ensight100 -ceishell "connect://localhost?port=7926&timeout=-1" -sos
******************************************************
In a separate xterm window, type the given command exactly as given, including quotes, and you should be good to go. It's best to copy and paste it if you can. If you do not see the above message, look carefully for errors. See "troubleshooting" below for common errors. You can reuse the ceishell connection, in other words, if you exit EnSight, you can start EnSight again and it will use the same underlying connection without needing a new password.

If you are connecting to a cluster on the RZ (hosts that have "rz" in their name, e.g. rzzeus):
Let's assume you are connecting from your linux or mac desktop computer "mydesktop" to LC cluster "rzcluster" where you have batch job 3322 running with 4 nodes reserved, named rzcluster[49-52]. Let's say you want 8 servers to run on the batch nodes.
You have two choices:
On the cluster's login node, run /usr/local/bin/ensight_cluster_rz-10.0.2.py mydesktop --batchnode rzcluster49 --sos 3322 8
On a batch node in the allocation, run /usr/local/bin/ensight_cluster_rz-10.0.2.py mydesktop

You may be prompted for a password to connect to your desktop. After typing your password, look for a message like this:
******************************************************
When you see "job started!" then type the following on your desktop:
ensight100 -ceishell "connect://localhost?port=7926&timeout=-1" -sos
******************************************************
In a separate xterm window on your desktop, type the given command exactly as given, including quotes, and you should be good to go. It's best to copy and paste it if you can. If you do not see the above message, look carefully for errors. See "troubleshooting" below for common errors. You can reuse the ceishell connection, in other words, if you exit EnSight, you can start EnSight again and it will use the same underlying connection without needing a new password.

Mode 4: Distributed Parallel SOS + Distributed Rendering (prdist)

This mode is the same as Mode 3, but handles the case where the servers generate so many triangles that the local client runs out of memory and starts crashing the client on your desktop. This is unusual, but does happen on very large data with billions of zones.
Here we add the "prdist" mechanism, which redirects the triangles from the SOS back to the batch nodes to render. The batch nodes here must have graphics cards, which most of the clusters at LLNL do not have. When the rendering nodes are finished with the triangles, the final result is composed into an image, and only the image is sent to the client. This saves memory on the client and allows the batch nodes each to work on only a subset of the triangles, speeding them up and allowing them to handle large visualizations.

You probably do not need this feature. This mode is cumbersome to set up and manage, and does not yet work with ceishell. We have written a tool called ensightLauncher to handle this mode but it only works with Ensight 6 data. Please consult with lc-graphics@llnl.gov for more information.
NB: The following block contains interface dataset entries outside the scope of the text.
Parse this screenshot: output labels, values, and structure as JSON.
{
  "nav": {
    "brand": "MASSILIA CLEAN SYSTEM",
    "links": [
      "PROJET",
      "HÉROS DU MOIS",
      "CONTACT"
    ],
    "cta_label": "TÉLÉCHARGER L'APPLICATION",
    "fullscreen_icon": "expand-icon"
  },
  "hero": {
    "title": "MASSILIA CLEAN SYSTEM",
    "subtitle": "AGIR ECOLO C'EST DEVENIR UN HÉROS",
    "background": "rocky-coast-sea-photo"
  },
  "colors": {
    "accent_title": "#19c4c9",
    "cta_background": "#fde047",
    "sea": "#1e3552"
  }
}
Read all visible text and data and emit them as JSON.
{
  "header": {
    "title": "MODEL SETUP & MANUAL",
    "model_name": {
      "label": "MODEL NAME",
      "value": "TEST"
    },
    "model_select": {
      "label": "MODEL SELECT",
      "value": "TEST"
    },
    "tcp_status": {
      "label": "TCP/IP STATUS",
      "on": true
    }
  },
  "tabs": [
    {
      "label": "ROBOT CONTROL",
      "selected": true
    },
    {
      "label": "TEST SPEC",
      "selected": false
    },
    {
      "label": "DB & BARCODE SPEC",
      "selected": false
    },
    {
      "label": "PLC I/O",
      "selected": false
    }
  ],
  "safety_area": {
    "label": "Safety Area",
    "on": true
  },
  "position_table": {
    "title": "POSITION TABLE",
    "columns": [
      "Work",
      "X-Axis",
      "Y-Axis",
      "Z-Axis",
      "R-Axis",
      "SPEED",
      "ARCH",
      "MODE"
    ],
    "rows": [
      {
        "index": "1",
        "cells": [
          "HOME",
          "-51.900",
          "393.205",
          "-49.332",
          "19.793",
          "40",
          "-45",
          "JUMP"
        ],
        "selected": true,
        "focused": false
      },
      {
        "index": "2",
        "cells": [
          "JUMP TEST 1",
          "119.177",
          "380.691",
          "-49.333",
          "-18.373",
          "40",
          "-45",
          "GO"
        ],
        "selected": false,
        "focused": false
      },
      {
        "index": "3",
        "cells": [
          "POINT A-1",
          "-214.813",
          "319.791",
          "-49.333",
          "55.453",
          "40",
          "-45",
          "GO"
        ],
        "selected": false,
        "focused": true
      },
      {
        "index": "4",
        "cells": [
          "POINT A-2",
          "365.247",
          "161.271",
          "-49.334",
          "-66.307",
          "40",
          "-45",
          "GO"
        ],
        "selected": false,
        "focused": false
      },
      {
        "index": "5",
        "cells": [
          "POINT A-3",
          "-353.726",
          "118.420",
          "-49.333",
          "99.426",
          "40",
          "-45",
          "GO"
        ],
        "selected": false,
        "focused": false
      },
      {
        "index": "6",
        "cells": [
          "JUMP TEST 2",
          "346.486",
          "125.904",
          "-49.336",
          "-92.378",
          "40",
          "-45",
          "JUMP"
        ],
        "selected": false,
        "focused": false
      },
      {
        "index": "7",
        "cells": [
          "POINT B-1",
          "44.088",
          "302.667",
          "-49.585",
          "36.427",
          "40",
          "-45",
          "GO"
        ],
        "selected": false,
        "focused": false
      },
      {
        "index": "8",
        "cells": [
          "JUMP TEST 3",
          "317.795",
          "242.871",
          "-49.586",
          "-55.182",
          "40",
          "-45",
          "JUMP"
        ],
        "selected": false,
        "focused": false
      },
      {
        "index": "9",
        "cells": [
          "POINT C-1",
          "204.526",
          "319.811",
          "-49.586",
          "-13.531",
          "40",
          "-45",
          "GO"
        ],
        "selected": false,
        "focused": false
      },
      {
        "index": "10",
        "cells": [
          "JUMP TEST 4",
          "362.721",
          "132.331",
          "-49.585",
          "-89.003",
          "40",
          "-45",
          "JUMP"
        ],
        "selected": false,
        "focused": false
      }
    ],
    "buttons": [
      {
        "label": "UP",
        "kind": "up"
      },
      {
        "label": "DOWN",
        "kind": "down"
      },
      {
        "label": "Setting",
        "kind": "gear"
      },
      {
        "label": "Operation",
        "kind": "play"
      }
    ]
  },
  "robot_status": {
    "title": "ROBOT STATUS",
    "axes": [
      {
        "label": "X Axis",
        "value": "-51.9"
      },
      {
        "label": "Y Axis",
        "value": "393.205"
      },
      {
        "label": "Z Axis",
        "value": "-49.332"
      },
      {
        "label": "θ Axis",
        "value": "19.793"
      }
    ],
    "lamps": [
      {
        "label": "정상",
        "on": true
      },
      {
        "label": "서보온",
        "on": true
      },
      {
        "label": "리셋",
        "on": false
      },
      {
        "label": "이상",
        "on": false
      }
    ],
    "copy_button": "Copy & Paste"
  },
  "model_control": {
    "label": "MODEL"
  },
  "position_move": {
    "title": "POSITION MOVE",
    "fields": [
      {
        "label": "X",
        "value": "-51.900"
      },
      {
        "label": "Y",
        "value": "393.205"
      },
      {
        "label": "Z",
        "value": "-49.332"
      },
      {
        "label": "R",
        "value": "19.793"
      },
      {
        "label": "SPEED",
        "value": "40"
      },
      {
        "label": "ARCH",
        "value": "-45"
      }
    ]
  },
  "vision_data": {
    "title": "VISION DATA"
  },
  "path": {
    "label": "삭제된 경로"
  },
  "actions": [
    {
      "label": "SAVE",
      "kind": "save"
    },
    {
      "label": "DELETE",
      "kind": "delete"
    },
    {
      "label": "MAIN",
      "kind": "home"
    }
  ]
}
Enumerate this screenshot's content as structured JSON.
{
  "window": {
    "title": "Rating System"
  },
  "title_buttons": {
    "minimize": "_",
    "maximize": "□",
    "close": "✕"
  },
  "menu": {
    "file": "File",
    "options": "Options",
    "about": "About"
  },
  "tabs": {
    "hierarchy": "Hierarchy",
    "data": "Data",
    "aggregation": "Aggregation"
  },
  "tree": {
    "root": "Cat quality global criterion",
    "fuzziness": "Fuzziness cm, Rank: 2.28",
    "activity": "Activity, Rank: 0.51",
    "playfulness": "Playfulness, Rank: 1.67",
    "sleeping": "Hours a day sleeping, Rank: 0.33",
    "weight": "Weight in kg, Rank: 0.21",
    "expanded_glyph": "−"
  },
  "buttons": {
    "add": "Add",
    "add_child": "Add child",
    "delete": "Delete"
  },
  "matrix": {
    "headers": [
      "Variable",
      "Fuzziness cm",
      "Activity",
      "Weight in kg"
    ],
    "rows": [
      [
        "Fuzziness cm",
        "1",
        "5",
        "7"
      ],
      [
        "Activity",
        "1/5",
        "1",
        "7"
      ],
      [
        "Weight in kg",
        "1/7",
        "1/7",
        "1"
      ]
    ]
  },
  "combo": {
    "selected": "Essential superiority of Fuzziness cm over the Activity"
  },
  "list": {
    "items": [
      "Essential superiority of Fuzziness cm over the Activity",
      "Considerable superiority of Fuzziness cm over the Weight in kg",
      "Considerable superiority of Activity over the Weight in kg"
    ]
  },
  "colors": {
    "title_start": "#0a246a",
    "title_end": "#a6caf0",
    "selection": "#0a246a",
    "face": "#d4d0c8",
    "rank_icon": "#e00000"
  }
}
Troubleshooting

Here are a few common errors you might see when using the launch script. If you see one not listed, please let us know. lc-graphics@llnl.gov

1. transport_connect:socket_connect: connection refused 107;
Meaning: One component temporarily could not connect to another component.
Solution: This is not necessarily an error! Don't worry about it.

2. srun: error: Unable to allocate resources: Access/permission denied
Meaning: srun failed to launch the servers on the batch node.
Solution: You probably gave the wrong batch job number.

3. error waiting for job
Meaning: something happened earlier that caused things to not work.
Solution: Look earlier in the output for the real cause and deal with that.

4. transport_connect: it appears that port 1109 is in use.
Meaning: You already have a ceishell running on your desktop.
Solution: Use the -m argument to the script.